Thank you for sharing your ancestral history. I have a distant in-law whose ancestors were early Quebecois, but relocated to Louisiana, never to return to Canada. On the other side, some of my ancestors benefitted from your loss, by moving to Nova Scotia immediately after the end of the French and Indian War from their homes in Massachusetts.
Thank you for sharing your family’s history. I get very frustrated when people assume the only French Canadians are from Quebec. My grandfather was born and raised in Arichat on Isle Madame, a French enclave off the SE coast of Cape Breton.

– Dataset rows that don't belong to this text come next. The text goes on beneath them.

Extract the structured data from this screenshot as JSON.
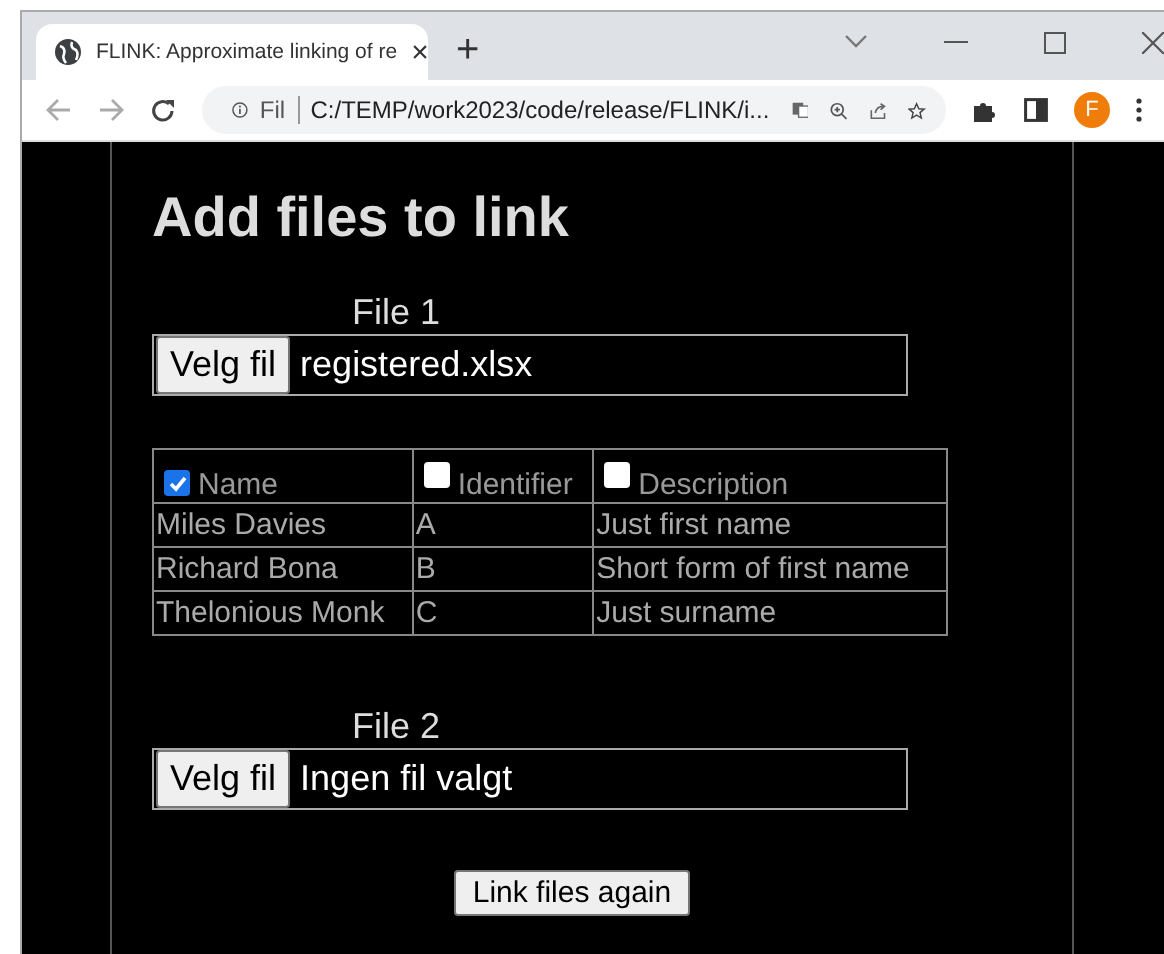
{
  "browser": {
    "tab": {
      "title": "FLINK: Approximate linking of re",
      "close": "×"
    },
    "new_tab": "+",
    "address": {
      "security_label": "Fil",
      "url": "C:/TEMP/work2023/code/release/FLINK/i..."
    },
    "profile_initial": "F"
  },
  "page": {
    "heading": "Add files to link",
    "files": [
      {
        "label": "File 1",
        "button": "Velg fil",
        "filename": "registered.xlsx",
        "table": {
          "columns": [
            {
              "label": "Name",
              "checked": true
            },
            {
              "label": "Identifier",
              "checked": false
            },
            {
              "label": "Description",
              "checked": false
            }
          ],
          "rows": [
            [
              "Miles Davies",
              "A",
              "Just first name"
            ],
            [
              "Richard Bona",
              "B",
              "Short form of first name"
            ],
            [
              "Thelonious Monk",
              "C",
              "Just surname"
            ]
          ]
        }
      },
      {
        "label": "File 2",
        "button": "Velg fil",
        "filename": "Ingen fil valgt"
      }
    ],
    "link_button": "Link files again"
  }
}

Thank you Zack for sharing this story which is part of the history of so many families in New England, Louisiana and other parts of the country. My own ancestors had settled on Ile St. Jean (Prince Edward Island) by the time of the expulsion. They were able to avoid capture and deportation and many of their descendants still live on PEI and in New Brunswick.

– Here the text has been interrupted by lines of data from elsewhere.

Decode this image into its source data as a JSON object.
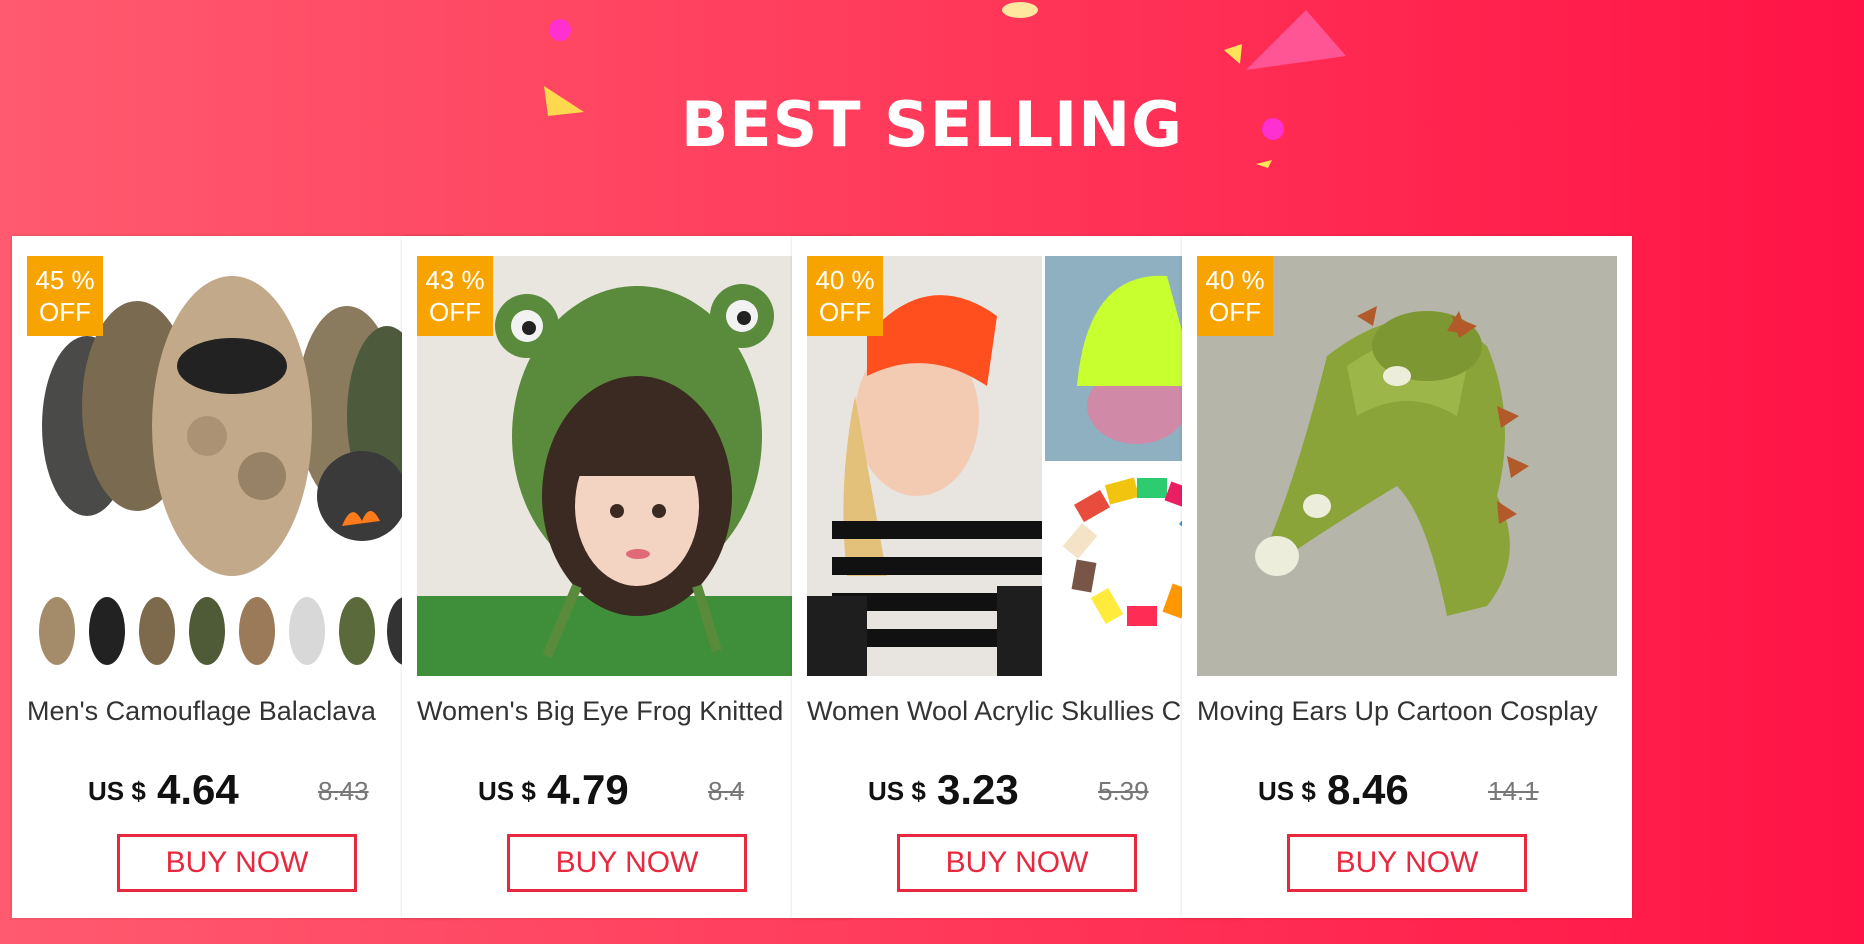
{
  "banner": {
    "title": "BEST SELLING",
    "colors": {
      "start": "#ff5a6f",
      "end": "#ff1346",
      "accent": "#e8283f",
      "badge": "#f7a400"
    }
  },
  "products": [
    {
      "badge_pct": "45 %",
      "badge_off": "OFF",
      "name": "Men's Camouflage Balaclava",
      "currency": "US $",
      "price": "4.64",
      "old_price": "8.43",
      "buy_label": "BUY NOW",
      "image": "camouflage-balaclava-image"
    },
    {
      "badge_pct": "43 %",
      "badge_off": "OFF",
      "name": "Women's Big Eye Frog Knitted",
      "currency": "US $",
      "price": "4.79",
      "old_price": "8.4",
      "buy_label": "BUY NOW",
      "image": "frog-knitted-hat-image"
    },
    {
      "badge_pct": "40 %",
      "badge_off": "OFF",
      "name": "Women Wool Acrylic Skullies Cap",
      "currency": "US $",
      "price": "3.23",
      "old_price": "5.39",
      "buy_label": "BUY NOW",
      "image": "skullies-cap-image"
    },
    {
      "badge_pct": "40 %",
      "badge_off": "OFF",
      "name": "Moving Ears Up Cartoon Cosplay",
      "currency": "US $",
      "price": "8.46",
      "old_price": "14.1",
      "buy_label": "BUY NOW",
      "image": "dinosaur-hat-image"
    }
  ]
}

my high school and college (1-yr) of French is failing me. Would you translate what the monument says?
After having been chased/from our country of Acadia in 17?5/and sequestered in foreign lands/in miserable conditions/We are now free/ and we choose this land as our new homeland./Our descendants [y feront souche] will make something of it, take stock of it/ and will remember their origins/ Daniel Garceau and Anne Doucet/Unveiled 1995-07-08

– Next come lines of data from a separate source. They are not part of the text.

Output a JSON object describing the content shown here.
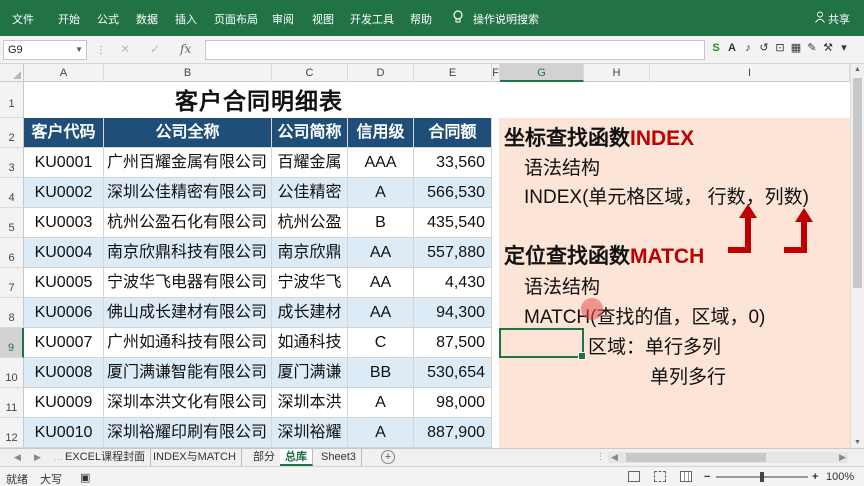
{
  "ribbon": {
    "tabs": [
      "文件",
      "开始",
      "公式",
      "数据",
      "插入",
      "页面布局",
      "审阅",
      "视图",
      "开发工具",
      "帮助"
    ],
    "search": "操作说明搜索",
    "share": "共享"
  },
  "formula_bar": {
    "name_box": "G9",
    "fx": "fx",
    "value": ""
  },
  "columns": [
    "A",
    "B",
    "C",
    "D",
    "E",
    "F",
    "G",
    "H",
    "I"
  ],
  "rows": [
    "1",
    "2",
    "3",
    "4",
    "5",
    "6",
    "7",
    "8",
    "9",
    "10",
    "11",
    "12"
  ],
  "sheet": {
    "title": "客户合同明细表",
    "headers": [
      "客户代码",
      "公司全称",
      "公司简称",
      "信用级",
      "合同额"
    ],
    "data": [
      [
        "KU0001",
        "广州百耀金属有限公司",
        "百耀金属",
        "AAA",
        "33,560"
      ],
      [
        "KU0002",
        "深圳公佳精密有限公司",
        "公佳精密",
        "A",
        "566,530"
      ],
      [
        "KU0003",
        "杭州公盈石化有限公司",
        "杭州公盈",
        "B",
        "435,540"
      ],
      [
        "KU0004",
        "南京欣鼎科技有限公司",
        "南京欣鼎",
        "AA",
        "557,880"
      ],
      [
        "KU0005",
        "宁波华飞电器有限公司",
        "宁波华飞",
        "AA",
        "4,430"
      ],
      [
        "KU0006",
        "佛山成长建材有限公司",
        "成长建材",
        "AA",
        "94,300"
      ],
      [
        "KU0007",
        "广州如通科技有限公司",
        "如通科技",
        "C",
        "87,500"
      ],
      [
        "KU0008",
        "厦门满谦智能有限公司",
        "厦门满谦",
        "BB",
        "530,654"
      ],
      [
        "KU0009",
        "深圳本洪文化有限公司",
        "深圳本洪",
        "A",
        "98,000"
      ],
      [
        "KU0010",
        "深圳裕耀印刷有限公司",
        "深圳裕耀",
        "A",
        "887,900"
      ]
    ]
  },
  "notes": {
    "index_prefix": "坐标查找函数",
    "index_name": "INDEX",
    "syntax1": "语法结构",
    "index_syntax": "INDEX(单元格区域，  行数，列数)",
    "match_prefix": "定位查找函数",
    "match_name": "MATCH",
    "syntax2": "语法结构",
    "match_syntax": "MATCH(查找的值，区域，0)",
    "region_line1": "区域：单行多列",
    "region_line2": "单列多行"
  },
  "sheet_tabs": [
    "EXCEL课程封面",
    "INDEX与MATCH",
    "部分",
    "总库",
    "Sheet3"
  ],
  "active_sheet": "总库",
  "status": {
    "mode": "就绪",
    "caps": "大写",
    "zoom": "100%"
  },
  "colors": {
    "excel_green": "#217346",
    "header_blue": "#1f4e78",
    "row_alt": "#ddebf7",
    "note_bg": "#fce4d6",
    "note_red": "#c00000"
  }
}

My husband’s ancestors include some of the “loyal New Englanders” invited up to Nova Scotia to take advantage of the already cleared lands which had been in French hands. John Victor Duncanson wrote two books Falmouth–a New England township in Nova Scotia, 1760-1965 and Newport, Nova Scotia, a Rhode Island township, documenting those families.
Mara I always find this so ironical….. the Boston Dons under the guise of Governor Shirley cleared the Acadia land of the French neutrals in order for it to be resettled by their fellow New England Puritans. However when the more reasonable bunch in their loyalty to the King and Church decided to buck the Saints and having no choice but to leave —-often under the cloak of night —found refuge in these lands and with it cemented Canada’s strong British identity ! Hence the very few “loyal New Englanders” that took advantage of the same land became themselves British subjects and subjects of the same Crown that they had just fought against !
Hi Zach–my daughter is a Garceau born in Malden, Massachusetts in 1974. Her father’s family lived in Saugus, MA. The family names fit very much with the early Garceau history, which I am trying to learn about. Her grandfather was Francis, her uncle was Daniel and her aunt was Diane. My exhusband said that his family originated from Canada,but he didn’t know when or from where. I suspected it was during the Acadian diaspora. I think this Garceau family is directly descended from Pierre Garceau his son Jean (Tranchmontagne) Garceau, and his son Daniel. There are soooo many Garceau’s, however, it’s hard to track which line they came from. Any information that you or your reader’s have would be greatly appreciated.
Count me among your distant cousins.
DNA has linked me too to Daniel Garceau as my 5th Great Grandfather.